● **Exercise objective**: Using the data below, show every line where the word "received" occurs.

● **Entries from a dataset of interfaces**:
%%
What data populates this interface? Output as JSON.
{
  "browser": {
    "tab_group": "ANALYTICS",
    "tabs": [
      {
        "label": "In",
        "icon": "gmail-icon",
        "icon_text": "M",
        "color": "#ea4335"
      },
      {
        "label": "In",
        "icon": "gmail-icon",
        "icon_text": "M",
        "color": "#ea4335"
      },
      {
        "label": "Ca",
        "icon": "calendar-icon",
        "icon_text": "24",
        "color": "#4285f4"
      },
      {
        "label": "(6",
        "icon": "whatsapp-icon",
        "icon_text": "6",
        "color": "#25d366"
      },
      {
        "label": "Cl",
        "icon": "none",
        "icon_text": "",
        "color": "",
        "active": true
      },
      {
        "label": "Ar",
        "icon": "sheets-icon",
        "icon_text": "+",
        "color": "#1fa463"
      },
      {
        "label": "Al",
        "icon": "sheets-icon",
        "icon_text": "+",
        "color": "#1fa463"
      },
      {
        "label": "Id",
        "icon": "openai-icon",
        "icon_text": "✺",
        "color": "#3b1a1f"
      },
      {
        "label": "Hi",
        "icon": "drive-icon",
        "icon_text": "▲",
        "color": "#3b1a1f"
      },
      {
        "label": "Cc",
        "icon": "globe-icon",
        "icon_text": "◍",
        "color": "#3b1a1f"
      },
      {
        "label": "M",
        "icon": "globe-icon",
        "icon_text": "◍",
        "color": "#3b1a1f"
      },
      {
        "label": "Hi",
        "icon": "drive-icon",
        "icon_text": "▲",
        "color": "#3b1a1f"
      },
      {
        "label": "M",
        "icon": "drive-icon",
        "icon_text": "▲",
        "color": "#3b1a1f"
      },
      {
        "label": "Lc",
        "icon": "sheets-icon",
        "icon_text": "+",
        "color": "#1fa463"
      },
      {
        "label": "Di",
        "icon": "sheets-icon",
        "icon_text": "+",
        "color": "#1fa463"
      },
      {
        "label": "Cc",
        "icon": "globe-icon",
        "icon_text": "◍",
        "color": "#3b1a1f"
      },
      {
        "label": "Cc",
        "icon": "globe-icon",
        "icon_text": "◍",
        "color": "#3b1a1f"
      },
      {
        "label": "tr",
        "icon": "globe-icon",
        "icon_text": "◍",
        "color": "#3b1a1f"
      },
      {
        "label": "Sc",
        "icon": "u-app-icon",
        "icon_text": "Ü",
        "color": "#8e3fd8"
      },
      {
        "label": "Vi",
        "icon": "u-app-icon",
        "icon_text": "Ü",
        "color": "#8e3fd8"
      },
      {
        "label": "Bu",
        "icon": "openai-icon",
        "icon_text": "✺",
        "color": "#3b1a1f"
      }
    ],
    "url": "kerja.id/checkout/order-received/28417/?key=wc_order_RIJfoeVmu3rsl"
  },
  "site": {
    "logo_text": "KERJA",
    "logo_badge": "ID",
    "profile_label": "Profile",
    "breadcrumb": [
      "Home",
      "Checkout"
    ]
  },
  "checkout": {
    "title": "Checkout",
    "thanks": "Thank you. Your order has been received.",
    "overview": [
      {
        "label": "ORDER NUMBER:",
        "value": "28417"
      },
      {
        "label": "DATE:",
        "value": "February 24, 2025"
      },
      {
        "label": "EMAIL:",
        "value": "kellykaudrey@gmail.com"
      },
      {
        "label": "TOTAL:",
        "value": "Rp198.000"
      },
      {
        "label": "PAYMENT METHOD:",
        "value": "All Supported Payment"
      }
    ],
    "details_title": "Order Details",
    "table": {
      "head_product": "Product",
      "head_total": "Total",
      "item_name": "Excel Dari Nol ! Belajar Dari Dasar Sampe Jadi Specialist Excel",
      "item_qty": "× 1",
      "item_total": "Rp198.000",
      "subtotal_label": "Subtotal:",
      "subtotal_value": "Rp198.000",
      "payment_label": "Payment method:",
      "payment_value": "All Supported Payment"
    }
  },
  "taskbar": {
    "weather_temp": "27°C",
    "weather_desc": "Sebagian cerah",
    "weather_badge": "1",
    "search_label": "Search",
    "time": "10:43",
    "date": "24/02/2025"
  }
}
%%
● **Reply**:
    "url": "kerja.id/checkout/order-received/28417/?key=wc_order_RIJfoeVmu3rsl"
    "thanks": "Thank you. Your order has been received.",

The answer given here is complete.